In future court may also realise the value addition of ODR as part of the system rather than different from it. In fact, economies might realise the benefits of an ODR system over the current Court system. There will always be a need of Courts to resolve certain kinds of matters but there will also be matters which would not need the adversarial approach of the Courts, and the parties would be happy to resolve it using technology. This balancing act would be great in resolving as much number of disputes as we can.
Orna Rabinovich-Einy & Ethan Katsh, Digital Justice: Reshaping Boundaries in Online Dispute Resolution Environment, International Journal of Online Dispute Resolution, Eleven international publishing, Vol 1, 2014, pp. 6
 Karolina Mania, Online dispute resolution: The future of justice, International Comparative Jurisprudence, Vol 1 2015, pp76-86
 Orna Rabinovich-Einy & Ethan Katsh, Digital Justice: Reshaping Boundaries in Online Dispute Resolution Environment, International Journal of Online Dispute Resolution, Eleven international publishing, Vol 1, 2014, pp. 7

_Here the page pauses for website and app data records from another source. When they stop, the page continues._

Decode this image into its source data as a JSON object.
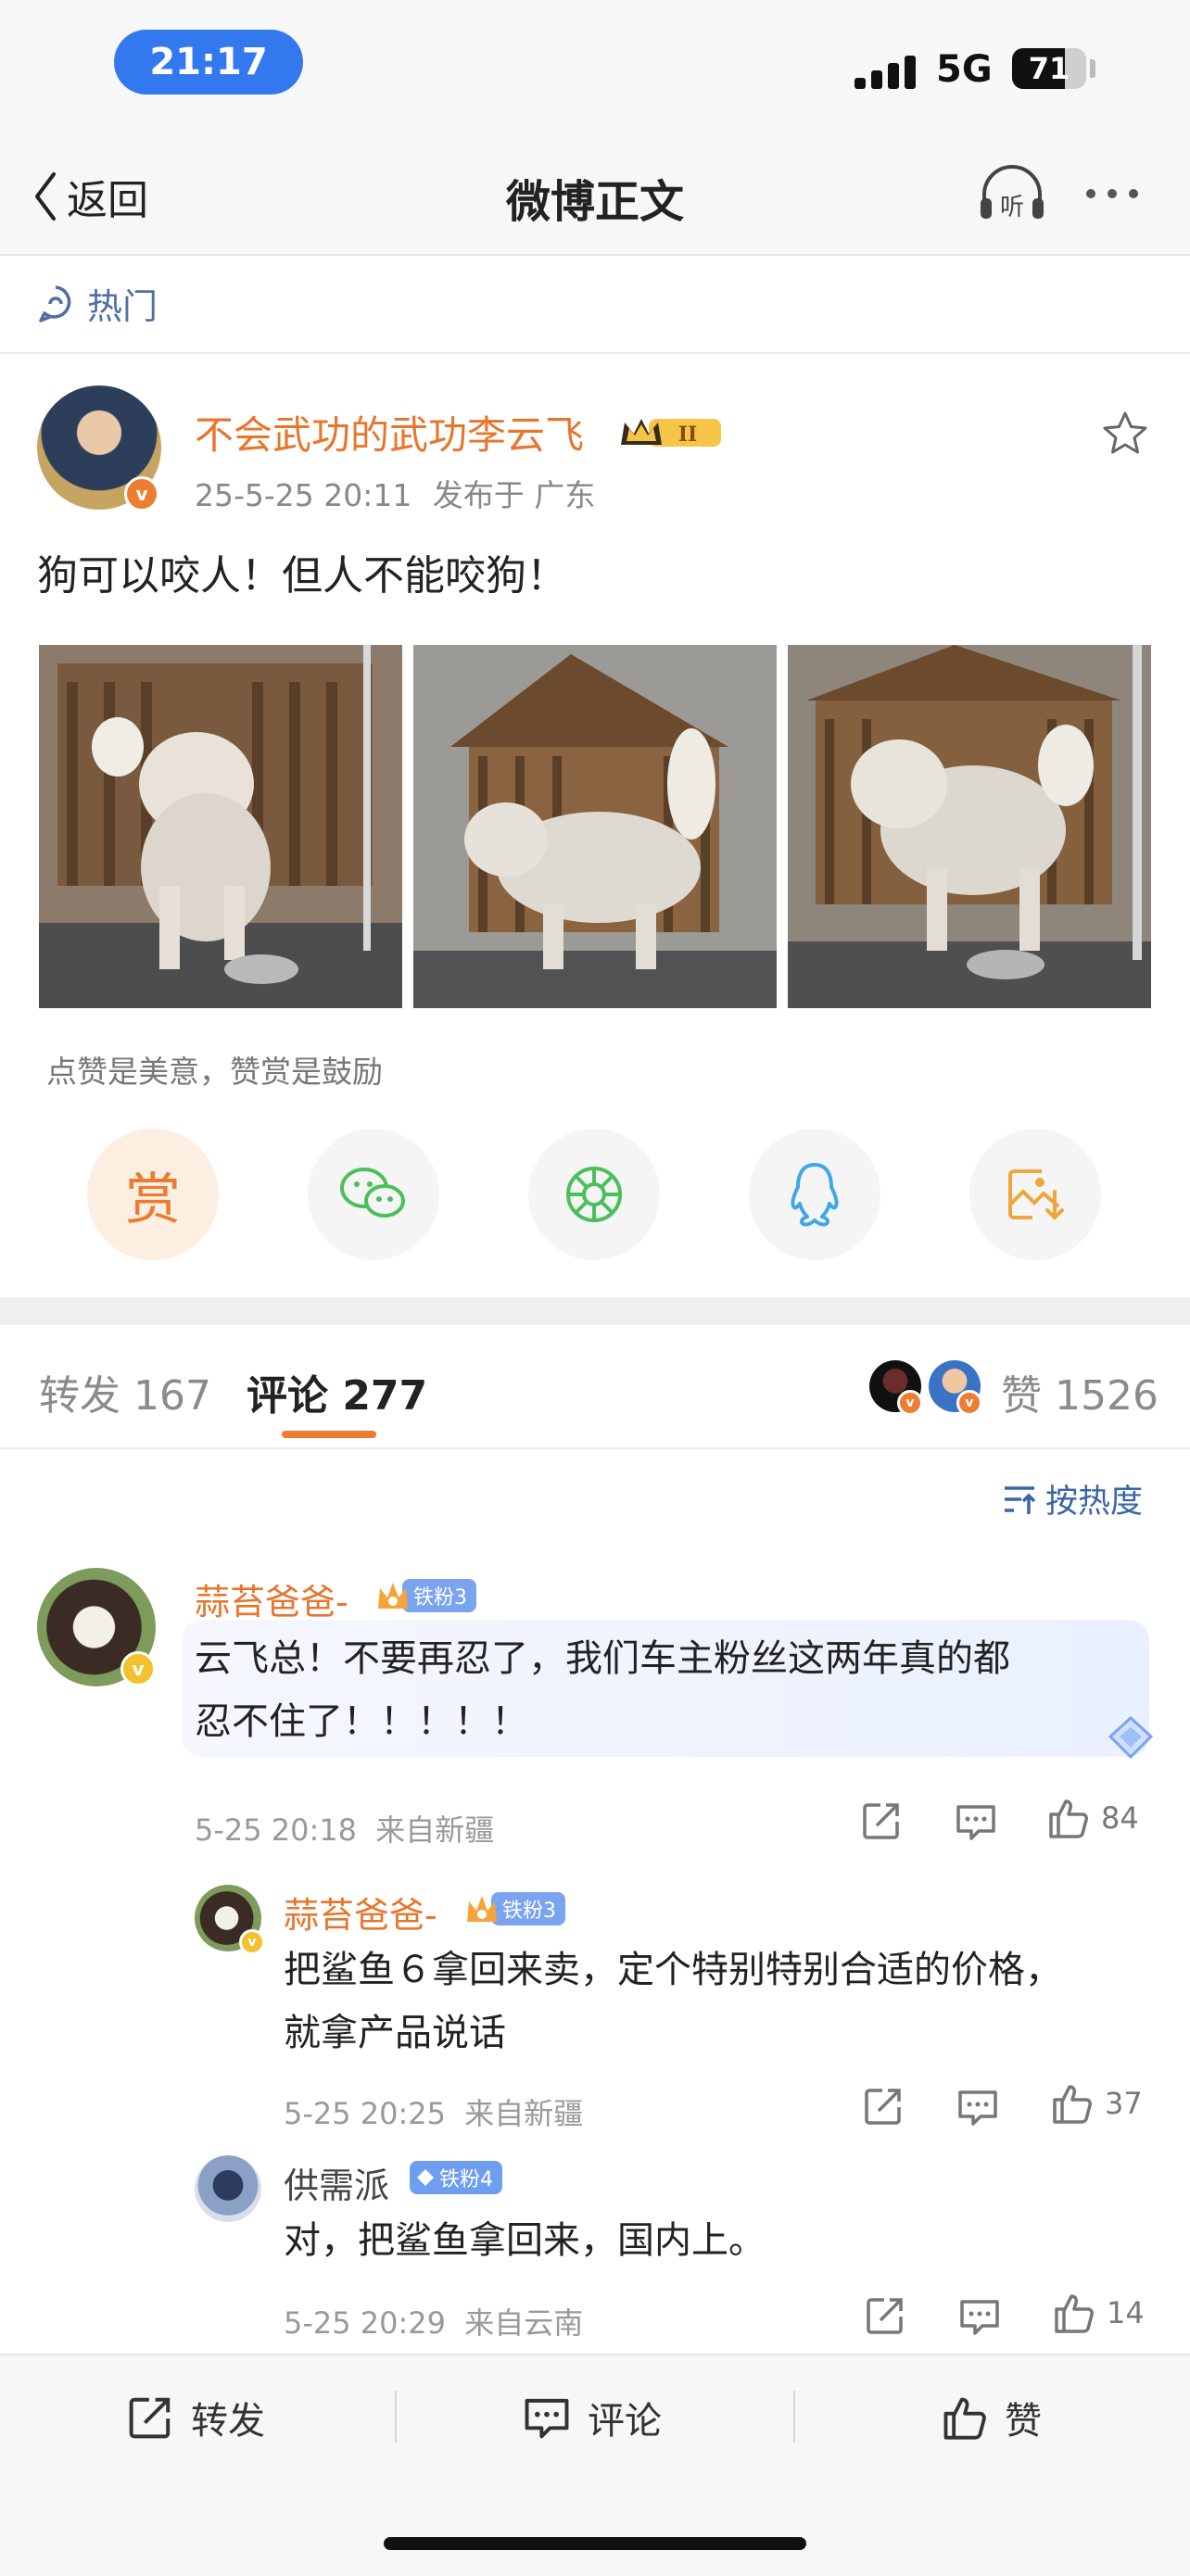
{
  "status_bar": {
    "time": "21:17",
    "network": "5G",
    "battery": "71",
    "battery_level": 0.71
  },
  "nav": {
    "back_label": "返回",
    "title": "微博正文",
    "listen_icon_text": "听"
  },
  "hot": {
    "label": "热门"
  },
  "post": {
    "author": "不会武功的武功李云飞",
    "level_badge": "II",
    "timestamp": "25-5-25 20:11",
    "location": "发布于 广东",
    "text": "狗可以咬人！但人不能咬狗！"
  },
  "reward": {
    "tip": "点赞是美意，赞赏是鼓励",
    "reward_label": "赏"
  },
  "tabs": {
    "repost": "转发 167",
    "comment": "评论 277",
    "like": "赞 1526"
  },
  "sort": {
    "label": "按热度"
  },
  "comments": [
    {
      "name": "蒜苔爸爸-",
      "badge": "铁粉3",
      "text_line1": "云飞总！不要再忍了，我们车主粉丝这两年真的都",
      "text_line2": "忍不住了！！！！！",
      "time": "5-25 20:18",
      "location": "来自新疆",
      "likes": "84"
    }
  ],
  "replies": [
    {
      "name": "蒜苔爸爸-",
      "badge": "铁粉3",
      "text_line1": "把鲨鱼６拿回来卖，定个特别特别合适的价格，",
      "text_line2": "就拿产品说话",
      "time": "5-25 20:25",
      "location": "来自新疆",
      "likes": "37"
    },
    {
      "name": "供需派",
      "badge": "铁粉4",
      "text_line1": "对，把鲨鱼拿回来，国内上。",
      "time": "5-25 20:29",
      "location": "来自云南",
      "likes": "14"
    }
  ],
  "bottom_bar": {
    "repost": "转发",
    "comment": "评论",
    "like": "赞"
  },
  "colors": {
    "accent_orange": "#e8752c",
    "link_blue": "#3b64a8",
    "verified_orange": "#ee7d32",
    "verified_gold": "#f2c12e"
  }
}
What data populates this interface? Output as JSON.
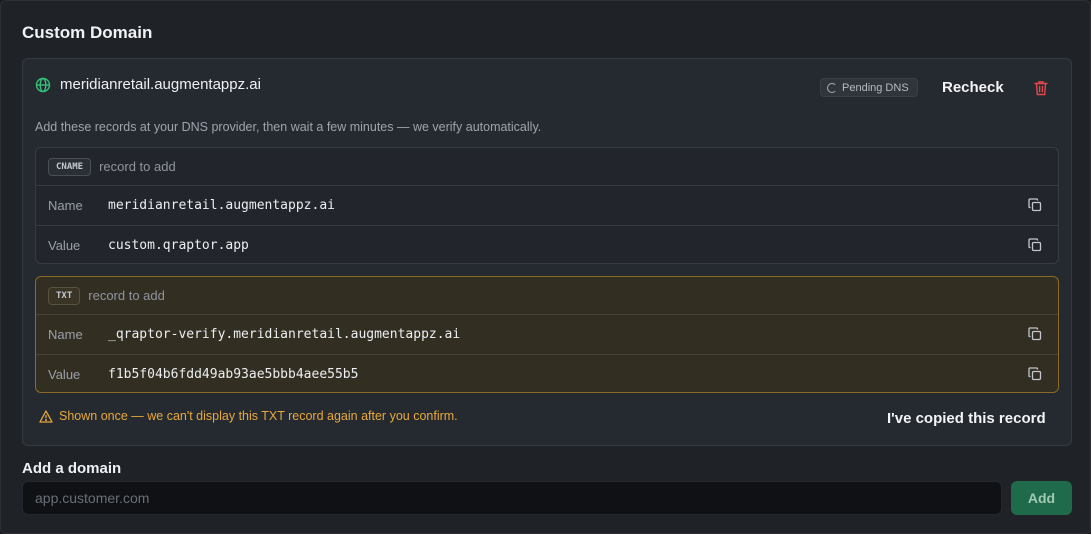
{
  "section": {
    "title": "Custom Domain"
  },
  "domain": {
    "name": "meridianretail.augmentappz.ai",
    "status": "Pending DNS",
    "recheck_label": "Recheck",
    "instructions": "Add these records at your DNS provider, then wait a few minutes — we verify automatically."
  },
  "cname_record": {
    "type": "CNAME",
    "subtitle": "record to add",
    "name_label": "Name",
    "name_value": "meridianretail.augmentappz.ai",
    "value_label": "Value",
    "value_value": "custom.qraptor.app"
  },
  "txt_record": {
    "type": "TXT",
    "subtitle": "record to add",
    "name_label": "Name",
    "name_value": "_qraptor-verify.meridianretail.augmentappz.ai",
    "value_label": "Value",
    "value_value": "f1b5f04b6fdd49ab93ae5bbb4aee55b5"
  },
  "warning": {
    "text": "Shown once — we can't display this TXT record again after you confirm.",
    "confirm_label": "I've copied this record"
  },
  "add_domain": {
    "label": "Add a domain",
    "placeholder": "app.customer.com",
    "value": "",
    "button_label": "Add"
  },
  "colors": {
    "accent_green": "#1f6a4a",
    "globe_green": "#34c17a",
    "danger_red": "#e5484d",
    "warning_amber": "#e8a93a"
  },
  "icons": [
    "globe-icon",
    "spinner-icon",
    "trash-icon",
    "copy-icon",
    "warning-icon"
  ]
}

 Ethan Katsh, Bringing Online Dispute Resolution to Virtual Worlds: Creating Processes Through Code, New York Law School Law Review, Vol. 49 Issue 1, January 2004, pp 271- 291
 E.Katsh, “Dispute Resolution in Cyberspace”, 28 Conn. L. Rev.(1996) 953; E.C. Lide,“ADR and Cyberspace: The Role of Alternative Dispute Resolution in Online Commerce, Intellectual Property and Defamation”, 12 Ohio St. J. On Disp. Resol. (1996) 193.
 E. Katsh, J. Rifkin and A. Gaitenby, “E-Commerce, E-Disputes, and E-Dispute Resolution: In the Shadow of eBay Law”, 15 Ohio St. J. On Disp. Resol. (2000), pp. 705, 708-709.
 Ethan Katsh, ODR: A Look at History: A Few Thoughts About the present and Some Speculation About the Future
Author: Shivani Verma, Head of Legal Operations at JustAct.